BRAHMACARYA The Brahmacārin student "doing (religious) formulation" in the older Vedic literature denoted men who devoted their lives exclusively to religious duties. Later, this Sanskrit term came to refer to young Indians of the three higher social orders during their time of study, which typically began at the age of eight and ended at age sixteen. The young men stayed with their teacher's family, trained to follow a strict discipline that included sleeping on the ground, simple food and dress, and obedience. Another disciplinary feature was absolute celibacy. Graduation from this period of study was immediately followed by marriage and the setting up of a household, with ensuing economic and sexual obligations.

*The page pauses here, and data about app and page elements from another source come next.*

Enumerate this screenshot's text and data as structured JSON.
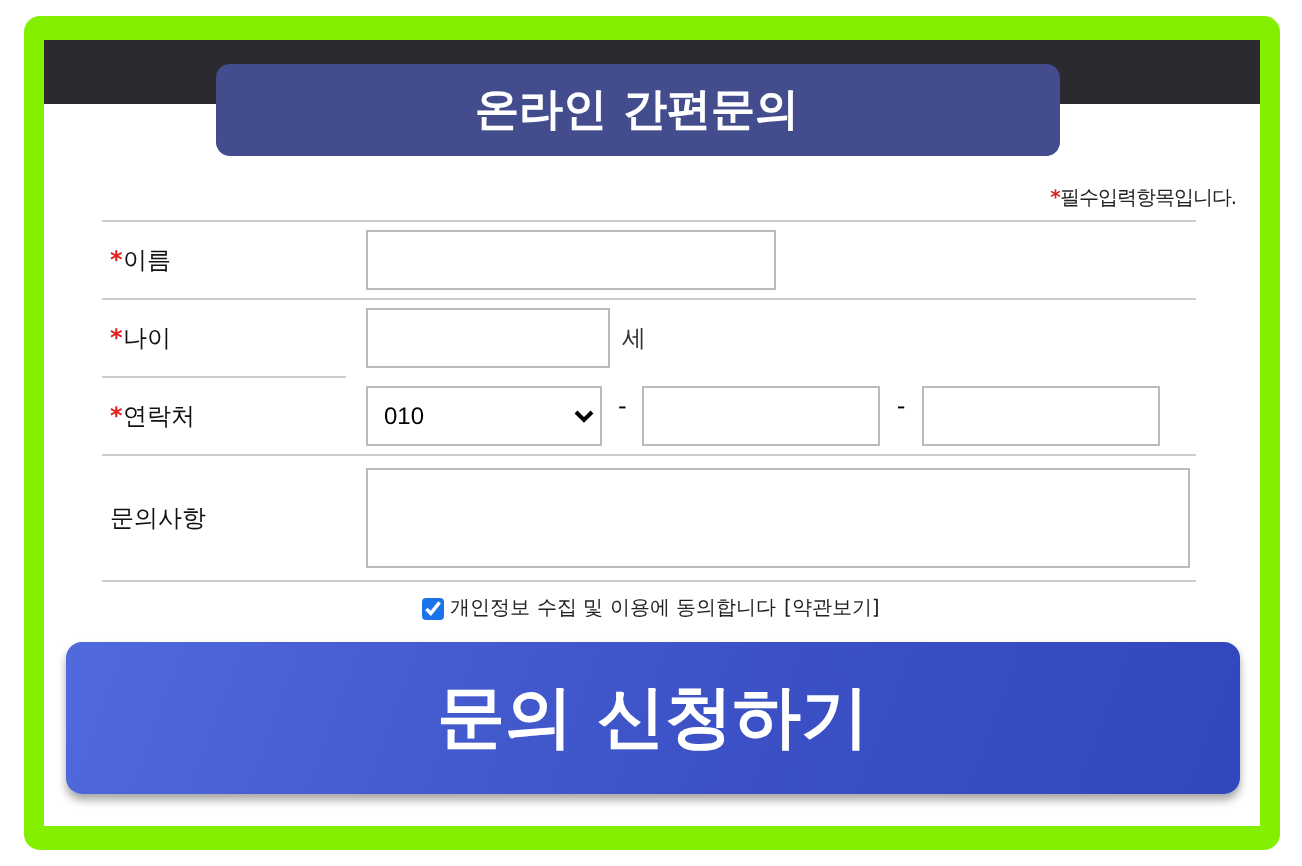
{
  "title": "온라인 간편문의",
  "required_note": {
    "mark": "*",
    "text": "필수입력항목입니다."
  },
  "rows": [
    {
      "kind": "text",
      "mark": "*",
      "label": "이름"
    },
    {
      "kind": "age",
      "mark": "*",
      "label": "나이",
      "unit": "세"
    },
    {
      "kind": "phone",
      "mark": "*",
      "label": "연락처",
      "value": "010",
      "separators": [
        "-",
        "-"
      ]
    },
    {
      "kind": "textarea",
      "label": "문의사항"
    }
  ],
  "consent": {
    "checked": true,
    "text": "개인정보 수집 및 이용에 동의합니다",
    "link": "[약관보기]"
  },
  "submit": "문의 신청하기"
}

Much later, as an old man, the higher caste Hindu would, according to standard doctrine, retire with his wife to a celibate life in the forest, eventually renouncing the world as an ascetic. Celibacy was seen as such a prominent feature of a man's life in his student years that brahmacarya (life of a Veda student) acquired the secondary meaning of "celibacy."

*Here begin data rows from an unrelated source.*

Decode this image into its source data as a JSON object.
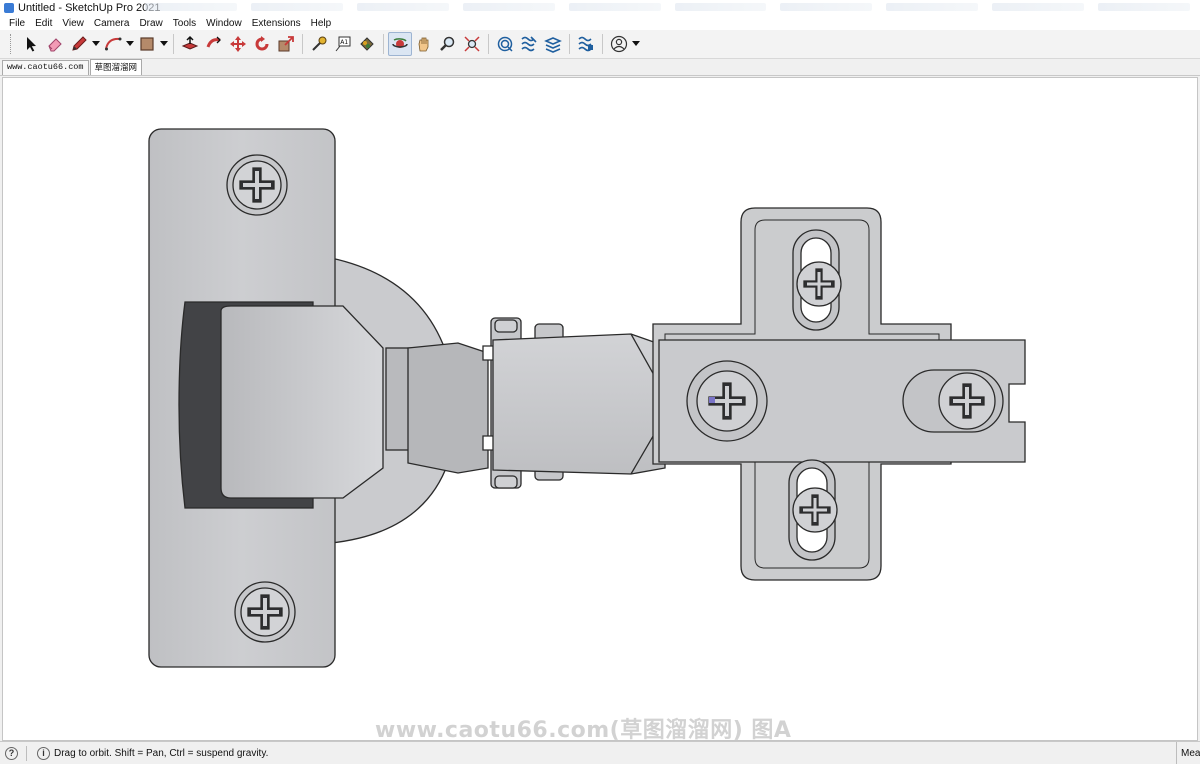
{
  "window": {
    "title": "Untitled - SketchUp Pro 2021"
  },
  "menu": [
    "File",
    "Edit",
    "View",
    "Camera",
    "Draw",
    "Tools",
    "Window",
    "Extensions",
    "Help"
  ],
  "toolbar": {
    "tools": [
      {
        "name": "select-tool",
        "icon": "arrow-icon"
      },
      {
        "name": "eraser-tool",
        "icon": "eraser-icon"
      },
      {
        "name": "pencil-tool",
        "icon": "pencil-icon"
      },
      {
        "name": "arc-tool",
        "icon": "arc-icon"
      },
      {
        "name": "rectangle-tool",
        "icon": "rectangle-icon"
      },
      {
        "name": "push-pull-tool",
        "icon": "push-pull-icon"
      },
      {
        "name": "follow-me-tool",
        "icon": "follow-me-icon"
      },
      {
        "name": "move-tool",
        "icon": "move-icon"
      },
      {
        "name": "rotate-tool",
        "icon": "rotate-icon"
      },
      {
        "name": "scale-tool",
        "icon": "scale-icon"
      },
      {
        "name": "tape-measure-tool",
        "icon": "tape-measure-icon"
      },
      {
        "name": "text-tool",
        "icon": "text-icon"
      },
      {
        "name": "paint-bucket-tool",
        "icon": "paint-bucket-icon"
      },
      {
        "name": "orbit-tool",
        "icon": "orbit-icon"
      },
      {
        "name": "pan-tool",
        "icon": "pan-icon"
      },
      {
        "name": "zoom-tool",
        "icon": "zoom-icon"
      },
      {
        "name": "zoom-extents-tool",
        "icon": "zoom-extents-icon"
      },
      {
        "name": "warehouse-tool",
        "icon": "warehouse-icon"
      },
      {
        "name": "extension-warehouse-tool",
        "icon": "extension-warehouse-icon"
      },
      {
        "name": "layout-tool",
        "icon": "layout-icon"
      },
      {
        "name": "extension-manager-tool",
        "icon": "extension-manager-icon"
      },
      {
        "name": "account-tool",
        "icon": "account-icon"
      }
    ]
  },
  "scenes": [
    "www.caotu66.com",
    "草图溜溜网"
  ],
  "viewport": {
    "watermark": "www.caotu66.com(草图溜溜网) 图A"
  },
  "status": {
    "message": "Drag to orbit. Shift = Pan, Ctrl = suspend gravity.",
    "right_label": "Measurements"
  },
  "colors": {
    "accent": "#3a7bd5",
    "model": "#c9cacd"
  }
}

Indian society, on the one hand, placed a high priority on the production of offspring, especially sons, both for religious and economic reasons: only sons could make the offerings to ancestors, and sons were required to work the fields and to defend and support the family as well as the community. At the same time, there was admiration for those who resisted the temptations of worldly life and lived a life of religious devotion in poverty and celibacy. In some instances, the inability to get married and function sexually due to physical defects may have been a factor, but mostly the decision was based on religious fervor, a belief that restrictions and mortifications helped to destroy bad karma, and a conviction that the retention of semen increased a man's potency. The ascetic is often called ūrdhva-retas (whose semen is up), which in tantric texts is explained as retaining it in the head; tantric rituals included intercourse without orgasm. Male orgasm was often seen as the effluence of power, weakening the man. The celibate ascetic was credited with great powers that he could unleash in terrible curses or could use to bestow blessings. God Shiva is typically seen in a yoga pose as an ascetic or as a virile dancer. He is described alternatively as the ultimate celibate ascetic and as the passionate lover of his wife Pārvatī. In modern times there are reports how, in his old age, Mahatma Gandhi extolled the virtues of celibacy and imposed on himself exercises to test and strengthen his powers of restraint.
Hartmut E. Scharfe
See alsoHinduism (Dharma) ; Shiva and Shaivism ; Yoga
Kane, Pandurang Vaman. History of Dharmaśāstra. 2nd ed., vol. II. Poona: Bhandarkar Oriental Research Institute, 1974.
Olivelle, Patrick. The Āśrama System: The History and Hermeneutics of a Religious Institution. New York: Oxford University Press, 1995.